*WHAT YOU ARE ASKED TO DO*:
Search the data below for the word "Tests" and copy each line that holds it.

*DATASET CONTENT*:
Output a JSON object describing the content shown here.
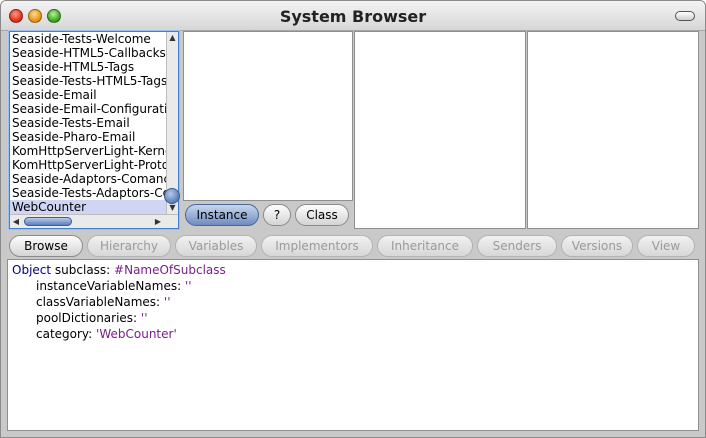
{
  "window": {
    "title": "System Browser"
  },
  "packages": [
    "Seaside-Tests-Welcome",
    "Seaside-HTML5-Callbacks",
    "Seaside-HTML5-Tags",
    "Seaside-Tests-HTML5-Tags",
    "Seaside-Email",
    "Seaside-Email-Configuration",
    "Seaside-Tests-Email",
    "Seaside-Pharo-Email",
    "KomHttpServerLight-Kernel",
    "KomHttpServerLight-Protocol",
    "Seaside-Adaptors-Comanche",
    "Seaside-Tests-Adaptors-Comanche",
    "WebCounter"
  ],
  "selected_package": "WebCounter",
  "class_switch": {
    "instance": "Instance",
    "help": "?",
    "class": "Class"
  },
  "toolbar": {
    "browse": "Browse",
    "hierarchy": "Hierarchy",
    "variables": "Variables",
    "implementors": "Implementors",
    "inheritance": "Inheritance",
    "senders": "Senders",
    "versions": "Versions",
    "view": "View"
  },
  "code": {
    "superclass": "Object",
    "subclass_kw": " subclass: ",
    "subclass_name": "#NameOfSubclass",
    "ivars_kw": "instanceVariableNames: ",
    "ivars_val": "''",
    "cvars_kw": "classVariableNames: ",
    "cvars_val": "''",
    "pools_kw": "poolDictionaries: ",
    "pools_val": "''",
    "category_kw": "category: ",
    "category_val": "'WebCounter'"
  }
}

*ANSWER FOR THIS EXERCISE*:
    "Seaside-Tests-Welcome",
    "Seaside-Tests-HTML5-Tags",
    "Seaside-Tests-Email",
    "Seaside-Tests-Adaptors-Comanche",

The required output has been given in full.